Pre-superfast cell service, nobody knew what was going on while we were on the train. It was an hour and a half ride from the Brandeis/ Roberts stop to the end of the line, and before the game we huddled together in agitation comparing notes of what had been happening right before we left the office or the computer to get on the train, or what the spouse had said on the phone just before boarding. By the third game, on Tuesday night, someone got wise and brought an old transistor radio. He brought a handful of aluminum foil and taped it up to a window and stuck the antenna into the foil, then turned up the volume and bent his head down to the speakers to hear the announcer above the rattle of the train. The game started before we got home, and this man called out the action loudly enough for the whole car to hear.
Someone took it upon himself to run to the adjacent cars and announce the latest score. In fact, this is how I found out the radio was on board. I was sitting in an adjacent car and heard the announcement. I was not the only one grateful to get the shouted news. When I learned it was a friend who held the radio, I moved into that car.
Once we got home, we could watch the end of the games that lasted well into the night, and it took a toll on us. The Sox swept the St. Louis Cardinals and by Thursday morning after game four we were wrecked. I can’t remember how late all the games went, but we were not getting enough sleep. After all that excitement it took awhile to wind down and then sleep. And moments later our alarms got us all out of bed again so we could get to the train on time.
Wrecked, but so happy. It was a big deal because it broke the Curse of the Bambino. After 86 years, the Red Sox had finally won a World Series. There were so many tired but blissful smiles on the train Thursday and Friday. I wonder if anyone has documented the lack of production in the city of Boston that week.
Let’s talk about 2019 now.
Will bought us tickets to see the Red Sox play at Fenway. On the way up to Boston from Rhode Island, I asked if we could stop at Gillette Stadium, the home of the Patriots. I bought a T-shirt because my old game day T-shirts were getting pretty worn out. Then I posed on the grass. I had to sit on the ground because I wanted the shot to look like I was actually on the field. I’m not. It’s just a patch of turf outside the store, made expressly for silly tourists like me.
We then headed up to our hotel just blocks from Fenway. We had splurged for a hotel close to the park so we could just walk there. We checked in, dumped our bags, and headed over.
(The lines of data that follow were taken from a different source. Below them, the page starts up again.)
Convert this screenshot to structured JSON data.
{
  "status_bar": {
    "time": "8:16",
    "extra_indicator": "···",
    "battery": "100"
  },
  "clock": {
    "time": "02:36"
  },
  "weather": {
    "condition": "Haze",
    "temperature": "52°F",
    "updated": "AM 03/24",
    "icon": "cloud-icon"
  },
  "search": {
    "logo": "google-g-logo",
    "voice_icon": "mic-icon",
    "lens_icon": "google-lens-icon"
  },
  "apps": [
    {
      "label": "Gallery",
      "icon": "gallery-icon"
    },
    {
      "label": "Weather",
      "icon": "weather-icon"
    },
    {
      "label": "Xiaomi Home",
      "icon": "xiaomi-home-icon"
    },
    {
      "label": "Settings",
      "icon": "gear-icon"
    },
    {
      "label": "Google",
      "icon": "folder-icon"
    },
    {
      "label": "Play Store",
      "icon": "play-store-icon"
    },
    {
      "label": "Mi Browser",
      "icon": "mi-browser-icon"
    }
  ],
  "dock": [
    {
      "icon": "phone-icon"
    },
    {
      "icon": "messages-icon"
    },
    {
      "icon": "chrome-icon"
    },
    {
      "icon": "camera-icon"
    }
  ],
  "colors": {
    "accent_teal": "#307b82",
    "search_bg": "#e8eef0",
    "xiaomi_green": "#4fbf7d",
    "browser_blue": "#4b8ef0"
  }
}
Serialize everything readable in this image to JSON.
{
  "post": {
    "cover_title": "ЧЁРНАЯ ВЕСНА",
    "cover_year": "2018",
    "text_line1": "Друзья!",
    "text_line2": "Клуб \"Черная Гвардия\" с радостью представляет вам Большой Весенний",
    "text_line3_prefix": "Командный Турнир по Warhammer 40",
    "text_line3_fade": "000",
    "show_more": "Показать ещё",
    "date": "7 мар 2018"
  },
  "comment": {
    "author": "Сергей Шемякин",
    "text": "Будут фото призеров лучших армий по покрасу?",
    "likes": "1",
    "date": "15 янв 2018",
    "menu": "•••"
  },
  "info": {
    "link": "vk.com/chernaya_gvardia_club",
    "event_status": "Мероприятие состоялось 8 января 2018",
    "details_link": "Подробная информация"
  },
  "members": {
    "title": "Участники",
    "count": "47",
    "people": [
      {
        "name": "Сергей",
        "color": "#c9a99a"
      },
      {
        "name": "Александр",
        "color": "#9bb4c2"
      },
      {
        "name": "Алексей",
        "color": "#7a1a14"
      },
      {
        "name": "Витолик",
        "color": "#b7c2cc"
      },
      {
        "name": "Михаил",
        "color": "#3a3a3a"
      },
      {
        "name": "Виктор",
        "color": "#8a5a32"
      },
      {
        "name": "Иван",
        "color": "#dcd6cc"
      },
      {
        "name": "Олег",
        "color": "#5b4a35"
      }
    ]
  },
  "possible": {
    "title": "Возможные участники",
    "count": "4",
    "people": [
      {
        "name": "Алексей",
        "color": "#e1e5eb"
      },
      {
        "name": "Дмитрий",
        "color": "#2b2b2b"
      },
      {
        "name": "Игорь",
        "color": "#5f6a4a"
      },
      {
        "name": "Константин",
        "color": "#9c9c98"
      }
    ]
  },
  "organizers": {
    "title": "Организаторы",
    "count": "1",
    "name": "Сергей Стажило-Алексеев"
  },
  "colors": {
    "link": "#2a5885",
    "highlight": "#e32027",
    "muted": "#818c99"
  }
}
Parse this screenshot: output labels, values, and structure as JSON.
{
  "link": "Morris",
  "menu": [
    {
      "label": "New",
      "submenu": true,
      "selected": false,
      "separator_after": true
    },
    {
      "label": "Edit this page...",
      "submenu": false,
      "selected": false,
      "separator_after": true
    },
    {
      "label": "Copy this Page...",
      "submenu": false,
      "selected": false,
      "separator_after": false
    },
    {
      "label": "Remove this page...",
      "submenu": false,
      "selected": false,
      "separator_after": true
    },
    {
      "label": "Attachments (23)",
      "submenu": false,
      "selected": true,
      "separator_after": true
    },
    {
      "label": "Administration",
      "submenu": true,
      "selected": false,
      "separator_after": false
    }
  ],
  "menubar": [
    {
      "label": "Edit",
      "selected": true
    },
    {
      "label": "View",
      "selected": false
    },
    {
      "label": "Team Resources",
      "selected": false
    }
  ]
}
Will and I found our seats and settled in to enjoy the Memorial Day honors. Multiple veterans appeared, and multiple family members were honored while the stories of their lost loved ones were told. There was one person honored for dying “from Agent Orange,” and I shook my head. Of course I respect and appreciate the Vietnam Veteran who died. I just wish the US didn’t continue to perpetuate all the fear and myths surrounding Agent Orange – the herbicide dropped to defoliate the jungles of Vietnam. I could go on and on about it, and I won’t. Just please don’t buy into the hype. The government used waay too much herbicide, and it had health impacts. Your diabetes mellitus II is most likely due to your lifestyle, however.
The game was fun and our team won!
We hung around after the game and explored the seats above the Green Monster: the big giant green wall seen in the panoramic photo above, and the wall behind the US flag. Then we walked back to our hotel in the warm night. On top of the building was a patio where we got drinks and watched the sun go down over Boston.